At the end of every month, I do a reading recap of all the books I’ve read that month coupled with a brief review. Making more time to read is one of my goals for this new year and it’s been enriching so far.
The Defining Decade: Why Your Twenties Matter–And How to Make the Most of Them Now by Meg Jay
I’m going to admit that the main reason I’m doing an “October Reads” is so that I can talk about this book. I haven’t really read anything substantial yet—unless you count all those books with the half-dressed men on the covers. I figured I have to ease myself into this reading thing.
This book had been on my to-read list for so long and finally, during one of the most miserable overnight flights, I was able to finish it.
In it, Jay talks about how our rapidly revolutionizing culture has glorified and romanticized the “lost twenties,” justifying how it’s actually our 30’s where we need to have focus in our lives. Jay argues that this isn’t the case, that those in their 20’s need to start working towards their future lives now to ensure they’re in a good place in by their 30’s.
Maybe it was the timing of the read or the topic of the book, but the combination of the two threw me into a mini existential crisis. Before, this would’ve thrown me for a huge loop and I would’ve spiraled out into a panic that only my fellow mid-twenty year-olds would understand. But instead, I can see points in her argument while simultaneously questioning where she lies on the traditional vs. non-traditional spectrum.
Whether you agree or not, no matter what end of the spectrum you’re at, I think this is a fascinating read.
The Power of Vulnerability by Brené Brown
Ever since her TED talk, Brené Brown has been gaining momentum. Technically, this isn’t even a book; it’s a spoken conference that she held live. BUT it talks about something that I’m increasingly interested in: vulnerability and how it relates to joy in life.
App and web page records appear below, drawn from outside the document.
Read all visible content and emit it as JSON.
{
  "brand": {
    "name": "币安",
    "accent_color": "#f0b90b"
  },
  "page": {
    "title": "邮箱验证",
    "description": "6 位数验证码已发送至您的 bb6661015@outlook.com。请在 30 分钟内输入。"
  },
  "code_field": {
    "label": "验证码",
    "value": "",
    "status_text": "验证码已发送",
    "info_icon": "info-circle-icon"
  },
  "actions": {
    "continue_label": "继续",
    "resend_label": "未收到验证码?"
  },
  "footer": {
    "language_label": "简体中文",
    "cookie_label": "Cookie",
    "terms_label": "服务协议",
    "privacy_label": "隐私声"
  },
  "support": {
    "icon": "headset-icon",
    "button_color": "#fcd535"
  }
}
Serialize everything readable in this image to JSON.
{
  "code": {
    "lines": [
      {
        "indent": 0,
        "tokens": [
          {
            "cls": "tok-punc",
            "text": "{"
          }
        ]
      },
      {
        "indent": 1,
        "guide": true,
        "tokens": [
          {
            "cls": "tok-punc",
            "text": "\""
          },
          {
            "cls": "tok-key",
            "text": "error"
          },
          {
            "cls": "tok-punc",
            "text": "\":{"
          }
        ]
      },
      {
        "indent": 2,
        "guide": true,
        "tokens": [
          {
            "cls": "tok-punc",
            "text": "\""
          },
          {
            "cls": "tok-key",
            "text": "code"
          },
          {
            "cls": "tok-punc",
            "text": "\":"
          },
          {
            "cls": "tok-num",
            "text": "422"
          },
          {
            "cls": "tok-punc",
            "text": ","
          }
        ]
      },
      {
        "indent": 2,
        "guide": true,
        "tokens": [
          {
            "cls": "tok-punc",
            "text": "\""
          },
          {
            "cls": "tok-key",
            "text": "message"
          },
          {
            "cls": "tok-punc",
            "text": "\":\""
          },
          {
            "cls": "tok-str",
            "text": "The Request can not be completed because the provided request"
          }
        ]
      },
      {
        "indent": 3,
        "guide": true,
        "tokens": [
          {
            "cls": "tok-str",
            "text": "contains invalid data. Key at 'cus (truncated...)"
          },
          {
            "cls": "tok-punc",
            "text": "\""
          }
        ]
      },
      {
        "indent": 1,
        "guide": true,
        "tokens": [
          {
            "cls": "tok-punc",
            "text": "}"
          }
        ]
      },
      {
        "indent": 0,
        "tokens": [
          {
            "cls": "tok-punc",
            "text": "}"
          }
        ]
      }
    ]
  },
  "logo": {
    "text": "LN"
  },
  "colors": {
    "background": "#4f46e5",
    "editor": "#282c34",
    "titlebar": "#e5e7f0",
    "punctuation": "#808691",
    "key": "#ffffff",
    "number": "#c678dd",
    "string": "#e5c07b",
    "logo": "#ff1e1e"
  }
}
Here, she talks about how her research has shown that those who are able to experience joy in their everyday have one thing in common; their perspective they get from embracing vulnerability. Not only is her talk so thorough, but it gave me direction in how to deconstruct my own personality (another habit of mine).